**Source material**
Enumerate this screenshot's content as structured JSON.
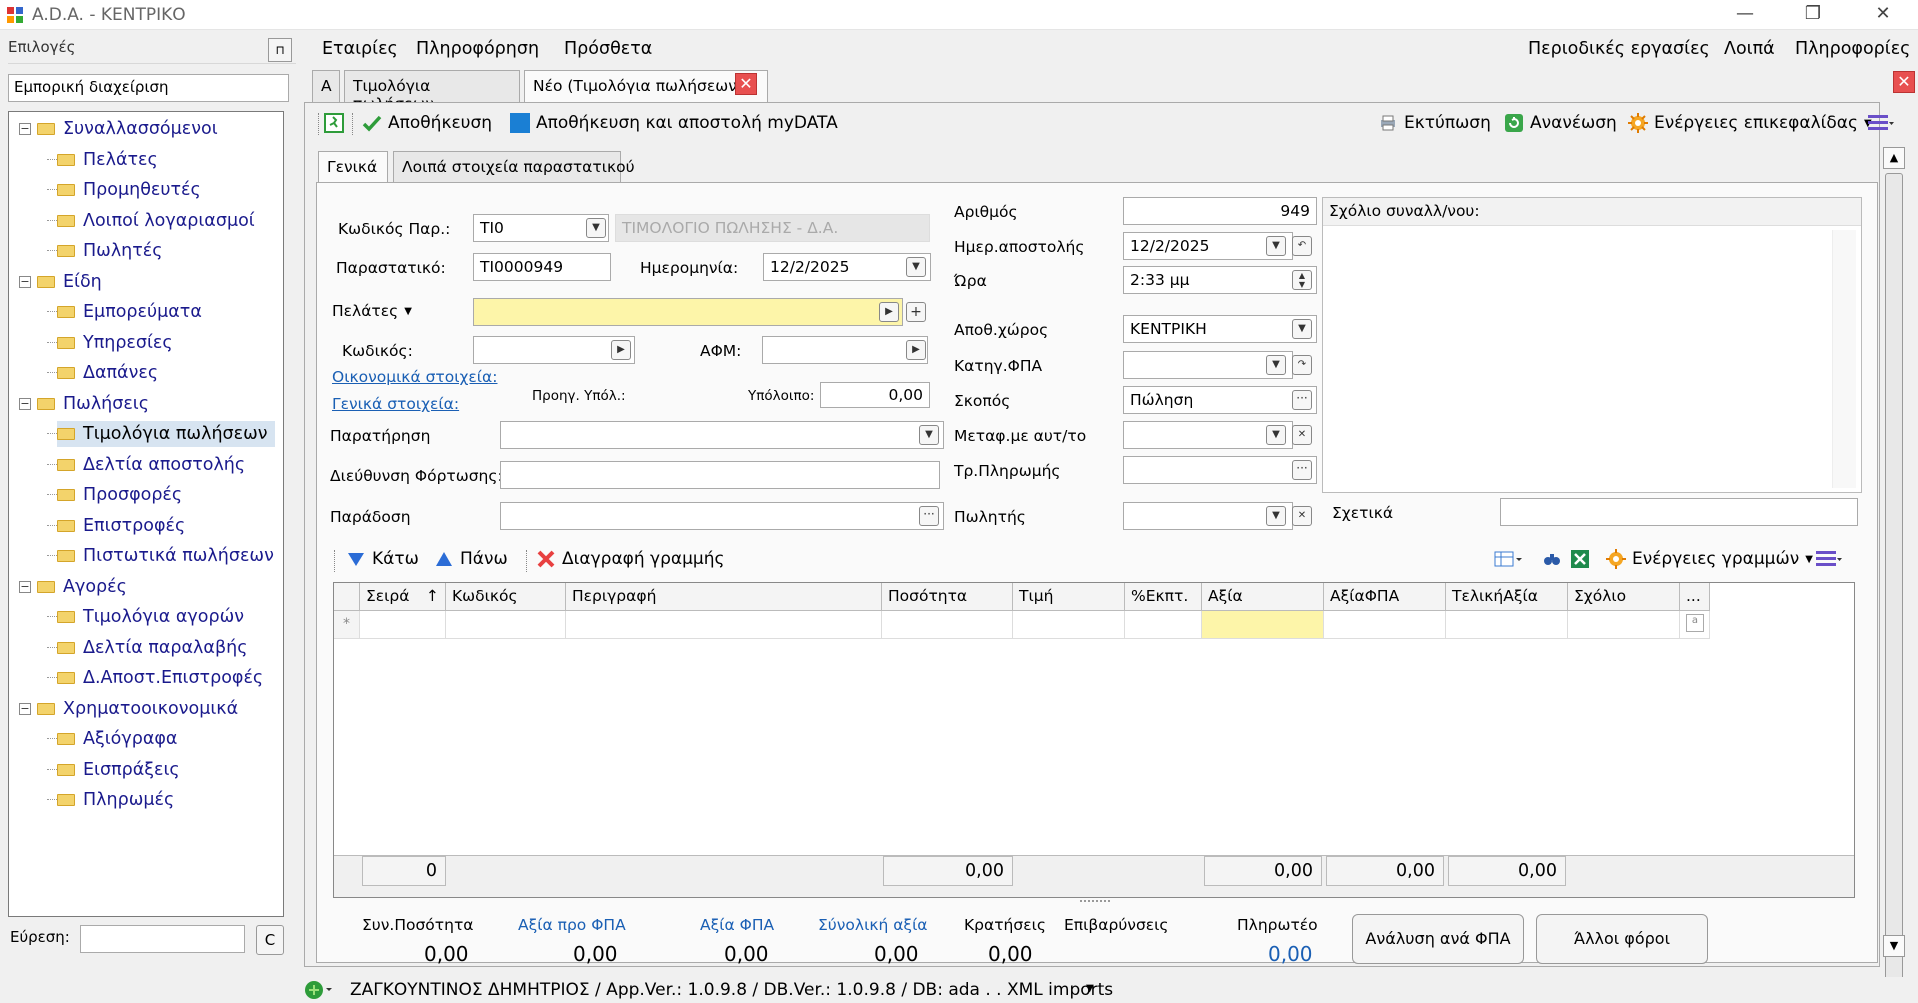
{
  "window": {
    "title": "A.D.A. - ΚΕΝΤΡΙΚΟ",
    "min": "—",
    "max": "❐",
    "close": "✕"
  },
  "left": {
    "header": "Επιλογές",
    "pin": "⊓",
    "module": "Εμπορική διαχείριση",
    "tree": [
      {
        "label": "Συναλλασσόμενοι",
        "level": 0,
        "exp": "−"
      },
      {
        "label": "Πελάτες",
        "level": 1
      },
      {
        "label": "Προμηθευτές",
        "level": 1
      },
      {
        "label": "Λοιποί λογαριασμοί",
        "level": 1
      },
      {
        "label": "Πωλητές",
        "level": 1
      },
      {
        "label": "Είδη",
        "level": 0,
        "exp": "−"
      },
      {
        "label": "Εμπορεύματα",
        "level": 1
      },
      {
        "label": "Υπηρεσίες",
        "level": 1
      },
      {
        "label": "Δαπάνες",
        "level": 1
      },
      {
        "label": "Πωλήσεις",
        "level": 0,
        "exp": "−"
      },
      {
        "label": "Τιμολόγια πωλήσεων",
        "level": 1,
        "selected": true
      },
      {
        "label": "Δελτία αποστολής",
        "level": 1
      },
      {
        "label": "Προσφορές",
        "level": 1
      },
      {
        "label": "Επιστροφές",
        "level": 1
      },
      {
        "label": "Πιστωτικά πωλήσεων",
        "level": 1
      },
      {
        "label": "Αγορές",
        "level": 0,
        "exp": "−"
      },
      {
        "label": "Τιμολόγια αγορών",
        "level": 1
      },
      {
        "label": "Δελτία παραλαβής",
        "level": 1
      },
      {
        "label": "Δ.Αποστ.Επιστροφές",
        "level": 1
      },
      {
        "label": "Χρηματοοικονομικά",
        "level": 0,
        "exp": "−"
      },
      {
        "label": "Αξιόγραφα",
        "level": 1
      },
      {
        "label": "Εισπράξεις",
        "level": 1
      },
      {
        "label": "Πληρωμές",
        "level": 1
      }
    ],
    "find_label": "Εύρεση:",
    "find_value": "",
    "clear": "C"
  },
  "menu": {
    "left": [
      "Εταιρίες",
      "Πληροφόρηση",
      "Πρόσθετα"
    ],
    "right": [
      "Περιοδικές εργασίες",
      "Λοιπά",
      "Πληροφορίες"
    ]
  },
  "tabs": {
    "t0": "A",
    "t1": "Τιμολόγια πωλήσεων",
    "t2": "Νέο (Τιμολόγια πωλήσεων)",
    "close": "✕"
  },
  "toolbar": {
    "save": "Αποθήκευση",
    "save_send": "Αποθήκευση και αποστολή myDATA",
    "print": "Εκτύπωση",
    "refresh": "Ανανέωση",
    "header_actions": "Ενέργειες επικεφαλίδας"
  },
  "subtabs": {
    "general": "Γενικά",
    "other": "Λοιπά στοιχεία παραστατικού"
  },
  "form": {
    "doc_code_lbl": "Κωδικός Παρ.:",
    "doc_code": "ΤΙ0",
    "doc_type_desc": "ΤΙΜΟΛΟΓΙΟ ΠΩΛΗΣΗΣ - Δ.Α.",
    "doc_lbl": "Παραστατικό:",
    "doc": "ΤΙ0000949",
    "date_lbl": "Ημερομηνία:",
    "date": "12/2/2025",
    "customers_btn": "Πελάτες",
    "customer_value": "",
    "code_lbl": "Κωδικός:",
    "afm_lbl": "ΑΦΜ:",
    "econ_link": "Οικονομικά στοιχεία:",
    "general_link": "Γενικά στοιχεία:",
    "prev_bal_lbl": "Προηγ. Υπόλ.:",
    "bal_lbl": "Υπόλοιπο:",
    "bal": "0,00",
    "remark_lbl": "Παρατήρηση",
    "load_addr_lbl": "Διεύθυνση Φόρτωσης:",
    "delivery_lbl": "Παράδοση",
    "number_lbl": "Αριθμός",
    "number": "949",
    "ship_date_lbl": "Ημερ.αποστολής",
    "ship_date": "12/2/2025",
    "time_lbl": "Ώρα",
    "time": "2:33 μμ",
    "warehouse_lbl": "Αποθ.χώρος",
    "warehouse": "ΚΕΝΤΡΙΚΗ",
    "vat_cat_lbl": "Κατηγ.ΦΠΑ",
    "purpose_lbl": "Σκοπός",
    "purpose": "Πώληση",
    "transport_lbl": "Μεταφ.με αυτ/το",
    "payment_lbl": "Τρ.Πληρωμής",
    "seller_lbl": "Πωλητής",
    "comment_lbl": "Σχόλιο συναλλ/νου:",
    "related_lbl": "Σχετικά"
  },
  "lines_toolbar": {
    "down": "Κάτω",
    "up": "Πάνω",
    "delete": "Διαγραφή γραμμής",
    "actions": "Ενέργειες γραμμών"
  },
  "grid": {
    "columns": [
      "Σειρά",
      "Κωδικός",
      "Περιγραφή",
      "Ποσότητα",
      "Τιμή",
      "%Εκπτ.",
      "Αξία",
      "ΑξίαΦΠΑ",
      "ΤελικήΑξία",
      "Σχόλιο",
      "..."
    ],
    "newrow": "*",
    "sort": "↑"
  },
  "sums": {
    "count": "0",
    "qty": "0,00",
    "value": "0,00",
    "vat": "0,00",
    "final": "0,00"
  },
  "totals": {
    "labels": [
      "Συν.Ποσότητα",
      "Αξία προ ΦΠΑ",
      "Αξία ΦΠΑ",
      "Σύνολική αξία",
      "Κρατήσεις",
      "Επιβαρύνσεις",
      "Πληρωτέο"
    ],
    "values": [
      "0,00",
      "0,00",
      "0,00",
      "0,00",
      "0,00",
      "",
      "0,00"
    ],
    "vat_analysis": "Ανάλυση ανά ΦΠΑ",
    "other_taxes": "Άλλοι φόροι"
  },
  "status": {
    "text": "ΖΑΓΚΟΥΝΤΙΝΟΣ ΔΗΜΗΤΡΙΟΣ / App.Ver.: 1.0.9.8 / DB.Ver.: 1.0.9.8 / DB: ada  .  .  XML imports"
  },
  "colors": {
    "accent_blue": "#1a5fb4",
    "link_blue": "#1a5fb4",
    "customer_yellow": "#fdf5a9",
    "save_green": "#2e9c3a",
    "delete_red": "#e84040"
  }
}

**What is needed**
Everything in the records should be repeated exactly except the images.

**Task response**
Enumerate this screenshot's content as structured JSON.
{
  "window": {
    "title": "A.D.A. - ΚΕΝΤΡΙΚΟ",
    "min": "—",
    "max": "❐",
    "close": "✕"
  },
  "left": {
    "header": "Επιλογές",
    "pin": "⊓",
    "module": "Εμπορική διαχείριση",
    "tree": [
      {
        "label": "Συναλλασσόμενοι",
        "level": 0,
        "exp": "−"
      },
      {
        "label": "Πελάτες",
        "level": 1
      },
      {
        "label": "Προμηθευτές",
        "level": 1
      },
      {
        "label": "Λοιποί λογαριασμοί",
        "level": 1
      },
      {
        "label": "Πωλητές",
        "level": 1
      },
      {
        "label": "Είδη",
        "level": 0,
        "exp": "−"
      },
      {
        "label": "Εμπορεύματα",
        "level": 1
      },
      {
        "label": "Υπηρεσίες",
        "level": 1
      },
      {
        "label": "Δαπάνες",
        "level": 1
      },
      {
        "label": "Πωλήσεις",
        "level": 0,
        "exp": "−"
      },
      {
        "label": "Τιμολόγια πωλήσεων",
        "level": 1,
        "selected": true
      },
      {
        "label": "Δελτία αποστολής",
        "level": 1
      },
      {
        "label": "Προσφορές",
        "level": 1
      },
      {
        "label": "Επιστροφές",
        "level": 1
      },
      {
        "label": "Πιστωτικά πωλήσεων",
        "level": 1
      },
      {
        "label": "Αγορές",
        "level": 0,
        "exp": "−"
      },
      {
        "label": "Τιμολόγια αγορών",
        "level": 1
      },
      {
        "label": "Δελτία παραλαβής",
        "level": 1
      },
      {
        "label": "Δ.Αποστ.Επιστροφές",
        "level": 1
      },
      {
        "label": "Χρηματοοικονομικά",
        "level": 0,
        "exp": "−"
      },
      {
        "label": "Αξιόγραφα",
        "level": 1
      },
      {
        "label": "Εισπράξεις",
        "level": 1
      },
      {
        "label": "Πληρωμές",
        "level": 1
      }
    ],
    "find_label": "Εύρεση:",
    "find_value": "",
    "clear": "C"
  },
  "menu": {
    "left": [
      "Εταιρίες",
      "Πληροφόρηση",
      "Πρόσθετα"
    ],
    "right": [
      "Περιοδικές εργασίες",
      "Λοιπά",
      "Πληροφορίες"
    ]
  },
  "tabs": {
    "t0": "A",
    "t1": "Τιμολόγια πωλήσεων",
    "t2": "Νέο (Τιμολόγια πωλήσεων)",
    "close": "✕"
  },
  "toolbar": {
    "save": "Αποθήκευση",
    "save_send": "Αποθήκευση και αποστολή myDATA",
    "print": "Εκτύπωση",
    "refresh": "Ανανέωση",
    "header_actions": "Ενέργειες επικεφαλίδας"
  },
  "subtabs": {
    "general": "Γενικά",
    "other": "Λοιπά στοιχεία παραστατικού"
  },
  "form": {
    "doc_code_lbl": "Κωδικός Παρ.:",
    "doc_code": "ΤΙ0",
    "doc_type_desc": "ΤΙΜΟΛΟΓΙΟ ΠΩΛΗΣΗΣ - Δ.Α.",
    "doc_lbl": "Παραστατικό:",
    "doc": "ΤΙ0000949",
    "date_lbl": "Ημερομηνία:",
    "date": "12/2/2025",
    "customers_btn": "Πελάτες",
    "customer_value": "",
    "code_lbl": "Κωδικός:",
    "afm_lbl": "ΑΦΜ:",
    "econ_link": "Οικονομικά στοιχεία:",
    "general_link": "Γενικά στοιχεία:",
    "prev_bal_lbl": "Προηγ. Υπόλ.:",
    "bal_lbl": "Υπόλοιπο:",
    "bal": "0,00",
    "remark_lbl": "Παρατήρηση",
    "load_addr_lbl": "Διεύθυνση Φόρτωσης:",
    "delivery_lbl": "Παράδοση",
    "number_lbl": "Αριθμός",
    "number": "949",
    "ship_date_lbl": "Ημερ.αποστολής",
    "ship_date": "12/2/2025",
    "time_lbl": "Ώρα",
    "time": "2:33 μμ",
    "warehouse_lbl": "Αποθ.χώρος",
    "warehouse": "ΚΕΝΤΡΙΚΗ",
    "vat_cat_lbl": "Κατηγ.ΦΠΑ",
    "purpose_lbl": "Σκοπός",
    "purpose": "Πώληση",
    "transport_lbl": "Μεταφ.με αυτ/το",
    "payment_lbl": "Τρ.Πληρωμής",
    "seller_lbl": "Πωλητής",
    "comment_lbl": "Σχόλιο συναλλ/νου:",
    "related_lbl": "Σχετικά"
  },
  "lines_toolbar": {
    "down": "Κάτω",
    "up": "Πάνω",
    "delete": "Διαγραφή γραμμής",
    "actions": "Ενέργειες γραμμών"
  },
  "grid": {
    "columns": [
      "Σειρά",
      "Κωδικός",
      "Περιγραφή",
      "Ποσότητα",
      "Τιμή",
      "%Εκπτ.",
      "Αξία",
      "ΑξίαΦΠΑ",
      "ΤελικήΑξία",
      "Σχόλιο",
      "..."
    ],
    "newrow": "*",
    "sort": "↑"
  },
  "sums": {
    "count": "0",
    "qty": "0,00",
    "value": "0,00",
    "vat": "0,00",
    "final": "0,00"
  },
  "totals": {
    "labels": [
      "Συν.Ποσότητα",
      "Αξία προ ΦΠΑ",
      "Αξία ΦΠΑ",
      "Σύνολική αξία",
      "Κρατήσεις",
      "Επιβαρύνσεις",
      "Πληρωτέο"
    ],
    "values": [
      "0,00",
      "0,00",
      "0,00",
      "0,00",
      "0,00",
      "",
      "0,00"
    ],
    "vat_analysis": "Ανάλυση ανά ΦΠΑ",
    "other_taxes": "Άλλοι φόροι"
  },
  "status": {
    "text": "ΖΑΓΚΟΥΝΤΙΝΟΣ ΔΗΜΗΤΡΙΟΣ / App.Ver.: 1.0.9.8 / DB.Ver.: 1.0.9.8 / DB: ada  .  .  XML imports"
  },
  "colors": {
    "accent_blue": "#1a5fb4",
    "link_blue": "#1a5fb4",
    "customer_yellow": "#fdf5a9",
    "save_green": "#2e9c3a",
    "delete_red": "#e84040"
  }
}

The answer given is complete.